── Records for this exercise ──
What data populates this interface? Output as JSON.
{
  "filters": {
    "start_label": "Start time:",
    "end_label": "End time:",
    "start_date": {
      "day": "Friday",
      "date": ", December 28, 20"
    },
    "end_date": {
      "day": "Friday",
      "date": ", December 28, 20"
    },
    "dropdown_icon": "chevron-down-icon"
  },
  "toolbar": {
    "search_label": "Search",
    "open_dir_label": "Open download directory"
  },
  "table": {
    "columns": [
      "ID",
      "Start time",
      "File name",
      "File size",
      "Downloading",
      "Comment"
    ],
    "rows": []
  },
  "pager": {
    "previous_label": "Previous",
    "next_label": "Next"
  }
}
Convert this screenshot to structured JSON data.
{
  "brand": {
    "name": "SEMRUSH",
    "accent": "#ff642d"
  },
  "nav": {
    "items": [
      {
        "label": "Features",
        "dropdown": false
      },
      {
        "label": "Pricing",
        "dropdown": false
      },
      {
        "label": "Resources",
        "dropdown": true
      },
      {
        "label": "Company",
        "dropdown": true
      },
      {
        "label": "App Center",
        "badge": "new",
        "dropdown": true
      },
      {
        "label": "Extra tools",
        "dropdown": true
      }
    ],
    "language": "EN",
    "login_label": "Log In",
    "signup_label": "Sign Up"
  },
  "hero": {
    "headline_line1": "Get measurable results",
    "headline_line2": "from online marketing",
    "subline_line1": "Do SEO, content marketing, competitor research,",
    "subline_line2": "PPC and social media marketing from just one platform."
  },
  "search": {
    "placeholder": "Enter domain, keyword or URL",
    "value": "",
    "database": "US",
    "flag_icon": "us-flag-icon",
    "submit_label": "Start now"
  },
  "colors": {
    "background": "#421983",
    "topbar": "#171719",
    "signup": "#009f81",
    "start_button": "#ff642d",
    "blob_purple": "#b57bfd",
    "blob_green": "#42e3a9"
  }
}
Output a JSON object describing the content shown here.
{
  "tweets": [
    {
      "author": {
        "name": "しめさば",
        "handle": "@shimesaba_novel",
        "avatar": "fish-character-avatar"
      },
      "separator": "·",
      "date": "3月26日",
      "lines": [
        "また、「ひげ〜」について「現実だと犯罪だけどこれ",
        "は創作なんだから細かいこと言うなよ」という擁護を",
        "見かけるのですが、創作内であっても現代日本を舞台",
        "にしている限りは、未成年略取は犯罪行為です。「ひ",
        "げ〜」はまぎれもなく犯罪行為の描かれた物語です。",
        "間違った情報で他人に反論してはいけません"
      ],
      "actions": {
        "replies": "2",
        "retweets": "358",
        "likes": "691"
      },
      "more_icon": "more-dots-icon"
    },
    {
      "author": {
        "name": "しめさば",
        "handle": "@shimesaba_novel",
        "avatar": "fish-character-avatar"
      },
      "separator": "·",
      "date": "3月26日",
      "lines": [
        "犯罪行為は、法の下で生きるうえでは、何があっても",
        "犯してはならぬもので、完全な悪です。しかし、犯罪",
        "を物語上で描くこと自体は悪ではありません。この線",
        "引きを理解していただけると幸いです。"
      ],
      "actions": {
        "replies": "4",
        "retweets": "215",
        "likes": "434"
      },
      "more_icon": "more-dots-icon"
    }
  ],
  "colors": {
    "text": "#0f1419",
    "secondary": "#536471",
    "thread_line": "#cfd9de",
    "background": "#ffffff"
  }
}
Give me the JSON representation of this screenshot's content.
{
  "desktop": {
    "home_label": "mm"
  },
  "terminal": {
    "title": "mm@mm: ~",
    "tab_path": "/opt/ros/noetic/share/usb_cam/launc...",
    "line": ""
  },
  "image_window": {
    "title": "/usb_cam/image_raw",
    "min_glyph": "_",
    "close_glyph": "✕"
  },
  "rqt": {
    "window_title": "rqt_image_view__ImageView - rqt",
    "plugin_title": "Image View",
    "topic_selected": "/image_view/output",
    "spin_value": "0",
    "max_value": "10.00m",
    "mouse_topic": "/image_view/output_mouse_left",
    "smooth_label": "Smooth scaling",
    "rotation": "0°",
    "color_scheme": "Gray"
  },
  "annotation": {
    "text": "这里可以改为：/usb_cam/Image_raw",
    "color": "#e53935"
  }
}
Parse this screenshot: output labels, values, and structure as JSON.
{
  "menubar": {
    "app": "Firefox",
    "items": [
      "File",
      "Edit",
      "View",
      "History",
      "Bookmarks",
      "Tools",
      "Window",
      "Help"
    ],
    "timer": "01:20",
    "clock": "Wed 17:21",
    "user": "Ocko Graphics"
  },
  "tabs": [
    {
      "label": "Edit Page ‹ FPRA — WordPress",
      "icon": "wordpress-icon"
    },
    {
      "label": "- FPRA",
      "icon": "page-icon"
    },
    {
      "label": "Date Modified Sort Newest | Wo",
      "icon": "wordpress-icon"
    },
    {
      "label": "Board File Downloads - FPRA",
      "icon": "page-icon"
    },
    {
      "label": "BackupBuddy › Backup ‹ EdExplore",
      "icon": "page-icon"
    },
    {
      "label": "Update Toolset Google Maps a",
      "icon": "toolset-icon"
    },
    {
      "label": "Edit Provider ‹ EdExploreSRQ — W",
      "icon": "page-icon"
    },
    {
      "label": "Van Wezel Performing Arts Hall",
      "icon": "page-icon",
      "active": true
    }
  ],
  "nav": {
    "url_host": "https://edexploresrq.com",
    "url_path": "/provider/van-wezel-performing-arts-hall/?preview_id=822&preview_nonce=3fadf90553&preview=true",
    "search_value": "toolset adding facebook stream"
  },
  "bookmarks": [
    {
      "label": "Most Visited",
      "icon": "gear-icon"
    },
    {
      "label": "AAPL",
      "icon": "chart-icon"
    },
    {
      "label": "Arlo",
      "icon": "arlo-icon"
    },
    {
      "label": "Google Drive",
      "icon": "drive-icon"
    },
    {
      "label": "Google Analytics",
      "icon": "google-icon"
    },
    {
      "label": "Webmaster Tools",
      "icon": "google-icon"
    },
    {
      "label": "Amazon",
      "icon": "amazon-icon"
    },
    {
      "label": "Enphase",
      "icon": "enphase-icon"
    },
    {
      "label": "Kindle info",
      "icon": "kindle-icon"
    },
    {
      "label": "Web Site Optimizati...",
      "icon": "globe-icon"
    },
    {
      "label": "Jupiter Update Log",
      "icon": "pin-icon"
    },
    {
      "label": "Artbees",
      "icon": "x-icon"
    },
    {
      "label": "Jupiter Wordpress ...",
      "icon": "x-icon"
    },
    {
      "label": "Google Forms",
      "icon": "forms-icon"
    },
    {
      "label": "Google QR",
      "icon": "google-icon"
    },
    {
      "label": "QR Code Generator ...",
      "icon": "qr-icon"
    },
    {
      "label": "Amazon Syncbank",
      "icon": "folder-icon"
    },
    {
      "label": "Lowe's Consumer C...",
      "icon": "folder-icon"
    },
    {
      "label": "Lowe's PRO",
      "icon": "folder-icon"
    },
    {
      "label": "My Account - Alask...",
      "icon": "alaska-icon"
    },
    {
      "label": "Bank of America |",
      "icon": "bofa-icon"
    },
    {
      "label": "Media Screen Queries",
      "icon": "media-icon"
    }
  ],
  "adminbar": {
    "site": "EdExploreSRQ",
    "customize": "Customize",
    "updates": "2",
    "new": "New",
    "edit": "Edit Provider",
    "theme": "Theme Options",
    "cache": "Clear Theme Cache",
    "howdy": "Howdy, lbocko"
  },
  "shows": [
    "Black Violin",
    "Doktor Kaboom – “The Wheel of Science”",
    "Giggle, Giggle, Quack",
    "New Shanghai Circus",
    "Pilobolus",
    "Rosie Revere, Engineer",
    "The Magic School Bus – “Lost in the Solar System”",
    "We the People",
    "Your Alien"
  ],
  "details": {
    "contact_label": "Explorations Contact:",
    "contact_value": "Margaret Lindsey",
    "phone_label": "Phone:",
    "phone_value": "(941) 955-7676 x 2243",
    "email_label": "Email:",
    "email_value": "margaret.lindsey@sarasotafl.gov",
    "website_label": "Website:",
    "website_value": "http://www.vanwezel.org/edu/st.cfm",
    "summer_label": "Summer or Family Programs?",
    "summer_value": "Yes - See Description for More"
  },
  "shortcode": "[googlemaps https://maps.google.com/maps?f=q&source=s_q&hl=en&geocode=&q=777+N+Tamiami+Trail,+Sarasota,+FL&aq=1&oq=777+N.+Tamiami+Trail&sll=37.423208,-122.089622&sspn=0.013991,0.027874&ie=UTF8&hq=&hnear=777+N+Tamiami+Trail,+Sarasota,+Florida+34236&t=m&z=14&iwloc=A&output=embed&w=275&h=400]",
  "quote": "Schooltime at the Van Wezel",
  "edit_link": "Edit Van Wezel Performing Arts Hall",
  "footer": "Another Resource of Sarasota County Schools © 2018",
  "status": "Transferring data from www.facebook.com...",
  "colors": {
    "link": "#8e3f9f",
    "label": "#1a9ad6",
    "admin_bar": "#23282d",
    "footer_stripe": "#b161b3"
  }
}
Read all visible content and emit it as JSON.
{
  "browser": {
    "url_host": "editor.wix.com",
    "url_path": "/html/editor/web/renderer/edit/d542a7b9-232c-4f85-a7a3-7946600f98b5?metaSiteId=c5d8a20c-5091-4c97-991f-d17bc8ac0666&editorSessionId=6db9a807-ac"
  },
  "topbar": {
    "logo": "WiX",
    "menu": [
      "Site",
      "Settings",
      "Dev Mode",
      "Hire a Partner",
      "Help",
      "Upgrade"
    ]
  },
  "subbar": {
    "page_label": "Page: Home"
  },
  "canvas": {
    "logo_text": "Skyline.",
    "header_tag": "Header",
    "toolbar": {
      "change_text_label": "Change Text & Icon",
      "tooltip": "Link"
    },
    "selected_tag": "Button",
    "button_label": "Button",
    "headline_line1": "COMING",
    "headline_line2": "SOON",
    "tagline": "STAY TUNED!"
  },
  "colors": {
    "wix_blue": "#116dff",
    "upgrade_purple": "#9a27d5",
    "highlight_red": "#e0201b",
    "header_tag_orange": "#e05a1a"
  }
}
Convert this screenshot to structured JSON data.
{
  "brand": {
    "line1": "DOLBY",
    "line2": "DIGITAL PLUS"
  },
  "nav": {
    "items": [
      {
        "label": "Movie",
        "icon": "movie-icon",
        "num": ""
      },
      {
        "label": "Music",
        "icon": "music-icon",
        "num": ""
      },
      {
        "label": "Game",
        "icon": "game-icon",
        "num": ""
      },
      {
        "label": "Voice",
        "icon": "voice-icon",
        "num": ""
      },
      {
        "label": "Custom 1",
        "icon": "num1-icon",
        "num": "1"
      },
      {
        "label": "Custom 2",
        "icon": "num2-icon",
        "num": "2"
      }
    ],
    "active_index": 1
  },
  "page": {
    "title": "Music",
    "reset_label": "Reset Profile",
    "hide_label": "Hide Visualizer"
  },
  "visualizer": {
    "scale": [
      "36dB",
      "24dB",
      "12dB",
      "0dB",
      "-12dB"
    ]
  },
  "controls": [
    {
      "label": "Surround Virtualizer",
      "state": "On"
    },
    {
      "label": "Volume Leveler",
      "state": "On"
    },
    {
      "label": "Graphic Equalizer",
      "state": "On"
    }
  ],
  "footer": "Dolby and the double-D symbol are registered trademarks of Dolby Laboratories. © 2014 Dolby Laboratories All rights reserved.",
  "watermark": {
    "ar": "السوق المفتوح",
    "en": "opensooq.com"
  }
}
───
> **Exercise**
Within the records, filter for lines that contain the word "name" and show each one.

> **Completed exercise**
      "File name",
    "name": "SEMRUSH",
        "name": "しめさば",
        "name": "しめさば",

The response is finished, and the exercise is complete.